Michigan lawmakers vowed that unlike the Wall Street plan, automakers would pay back the government's money.
"There are those who will lump it in with the bailouts. That's garbage," said Rep. Joe Knollenberg, R-Bloomfield Township. "I know people are still saying it -- I hear it every time I walk down the hall."
The legislation culminates a more than two-year effort to help cash-strapped automakers and parts suppliers gain access to credit, and gives a big boost to automakers, which need billions of dollars to develop fuel-efficient vehicles and modernize the factories that will build them.

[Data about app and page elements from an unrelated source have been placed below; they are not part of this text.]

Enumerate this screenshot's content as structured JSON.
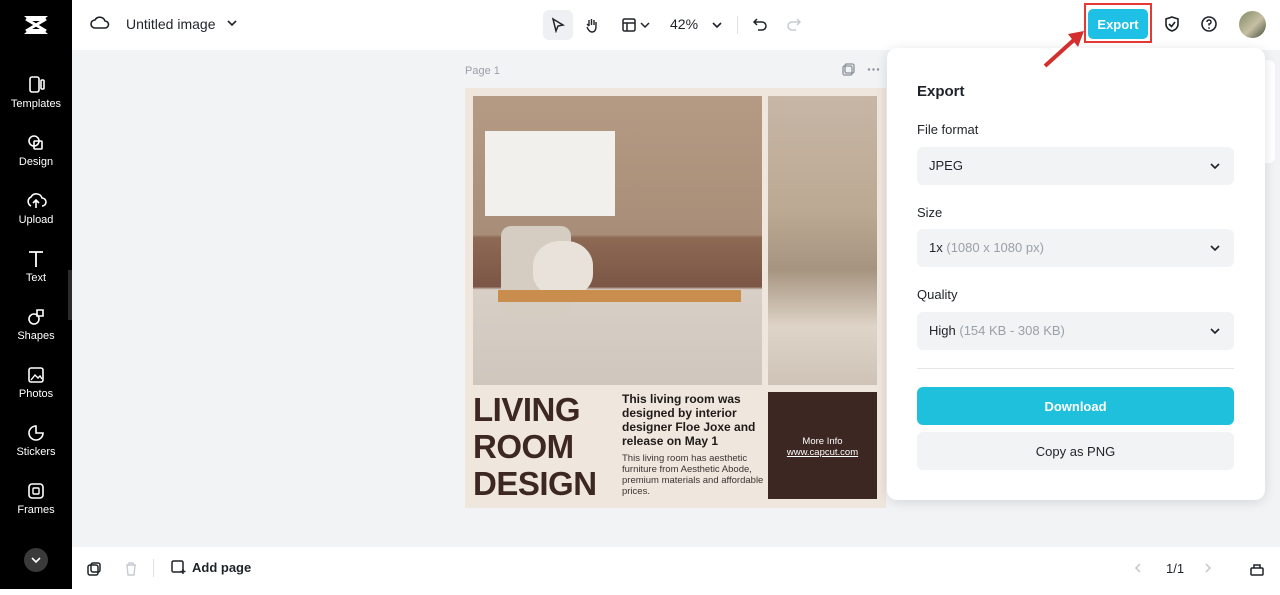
{
  "sidebar": {
    "items": [
      {
        "label": "Templates",
        "icon": "templates-icon"
      },
      {
        "label": "Design",
        "icon": "design-icon"
      },
      {
        "label": "Upload",
        "icon": "upload-icon"
      },
      {
        "label": "Text",
        "icon": "text-icon"
      },
      {
        "label": "Shapes",
        "icon": "shapes-icon"
      },
      {
        "label": "Photos",
        "icon": "photos-icon"
      },
      {
        "label": "Stickers",
        "icon": "stickers-icon"
      },
      {
        "label": "Frames",
        "icon": "frames-icon"
      }
    ]
  },
  "header": {
    "title": "Untitled image",
    "zoom": "42%",
    "export_label": "Export"
  },
  "canvas": {
    "page_label": "Page 1",
    "design": {
      "headline": "LIVING ROOM DESIGN",
      "headline_lines": [
        "LIVING",
        "ROOM",
        "DESIGN"
      ],
      "subhead": "This living room was designed by interior designer Floe Joxe and release on May 1",
      "body": "This living room has aesthetic furniture from Aesthetic Abode, premium materials and affordable prices.",
      "info_label": "More Info",
      "info_url": "www.capcut.com"
    }
  },
  "export_panel": {
    "title": "Export",
    "file_format": {
      "label": "File format",
      "value": "JPEG"
    },
    "size": {
      "label": "Size",
      "value": "1x",
      "detail": "(1080 x 1080 px)"
    },
    "quality": {
      "label": "Quality",
      "value": "High",
      "detail": "(154 KB - 308 KB)"
    },
    "download_label": "Download",
    "copy_label": "Copy as PNG"
  },
  "footer": {
    "add_page_label": "Add page",
    "page_indicator": "1/1"
  },
  "colors": {
    "accent": "#1fc0e6",
    "rail_bg": "#000000",
    "workspace_bg": "#f1f3f5",
    "design_brown": "#3c2722",
    "highlight_red": "#e53935"
  }
}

The $25 billion loan program was authorized in an energy bill approved in December that also hiked fuel efficiency standards by 40 percent and was intended to help automakers meet the new mandates, but Congress never funded it. Without the low-interest loans, Detroit's Big Three face double-digit interest rates to borrow money conventionally. The program will offer rates between 4 percent and 5 percent, saving automakers more than $100 million per $1 billion borrowed.